Your assignment:
Print the lines below exactly as written, with none missing.

Records for this task:

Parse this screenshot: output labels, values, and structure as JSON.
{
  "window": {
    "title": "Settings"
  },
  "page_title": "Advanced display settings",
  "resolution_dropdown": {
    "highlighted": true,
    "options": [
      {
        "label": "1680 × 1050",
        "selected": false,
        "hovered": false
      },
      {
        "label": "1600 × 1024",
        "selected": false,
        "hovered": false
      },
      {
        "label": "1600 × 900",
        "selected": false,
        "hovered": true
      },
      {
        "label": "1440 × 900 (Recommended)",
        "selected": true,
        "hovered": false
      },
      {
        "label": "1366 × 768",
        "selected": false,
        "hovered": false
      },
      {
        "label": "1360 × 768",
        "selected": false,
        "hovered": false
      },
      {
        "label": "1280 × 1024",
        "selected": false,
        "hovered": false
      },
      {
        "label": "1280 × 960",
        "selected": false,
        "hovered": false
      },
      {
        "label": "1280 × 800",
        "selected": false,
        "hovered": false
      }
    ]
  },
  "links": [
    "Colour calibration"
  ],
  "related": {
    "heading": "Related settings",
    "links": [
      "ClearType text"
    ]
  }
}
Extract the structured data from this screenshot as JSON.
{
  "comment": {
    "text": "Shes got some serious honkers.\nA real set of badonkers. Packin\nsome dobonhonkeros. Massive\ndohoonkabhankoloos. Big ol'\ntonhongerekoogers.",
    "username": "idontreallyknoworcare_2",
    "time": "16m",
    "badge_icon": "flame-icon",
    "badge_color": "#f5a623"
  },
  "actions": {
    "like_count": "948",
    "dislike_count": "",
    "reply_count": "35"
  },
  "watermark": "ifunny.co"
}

Response for this exercise:
Parse this screenshot: output labels, values, and structure as JSON.
{
  "window": {
    "title": "Settings"
  },
  "page_title": "Advanced display settings",
  "resolution_dropdown": {
    "highlighted": true,
    "options": [
      {
        "label": "1680 × 1050",
        "selected": false,
        "hovered": false
      },
      {
        "label": "1600 × 1024",
        "selected": false,
        "hovered": false
      },
      {
        "label": "1600 × 900",
        "selected": false,
        "hovered": true
      },
      {
        "label": "1440 × 900 (Recommended)",
        "selected": true,
        "hovered": false
      },
      {
        "label": "1366 × 768",
        "selected": false,
        "hovered": false
      },
      {
        "label": "1360 × 768",
        "selected": false,
        "hovered": false
      },
      {
        "label": "1280 × 1024",
        "selected": false,
        "hovered": false
      },
      {
        "label": "1280 × 960",
        "selected": false,
        "hovered": false
      },
      {
        "label": "1280 × 800",
        "selected": false,
        "hovered": false
      }
    ]
  },
  "links": [
    "Colour calibration"
  ],
  "related": {
    "heading": "Related settings",
    "links": [
      "ClearType text"
    ]
  }
}
Extract the structured data from this screenshot as JSON.
{
  "comment": {
    "text": "Shes got some serious honkers.\nA real set of badonkers. Packin\nsome dobonhonkeros. Massive\ndohoonkabhankoloos. Big ol'\ntonhongerekoogers.",
    "username": "idontreallyknoworcare_2",
    "time": "16m",
    "badge_icon": "flame-icon",
    "badge_color": "#f5a623"
  },
  "actions": {
    "like_count": "948",
    "dislike_count": "",
    "reply_count": "35"
  },
  "watermark": "ifunny.co"
}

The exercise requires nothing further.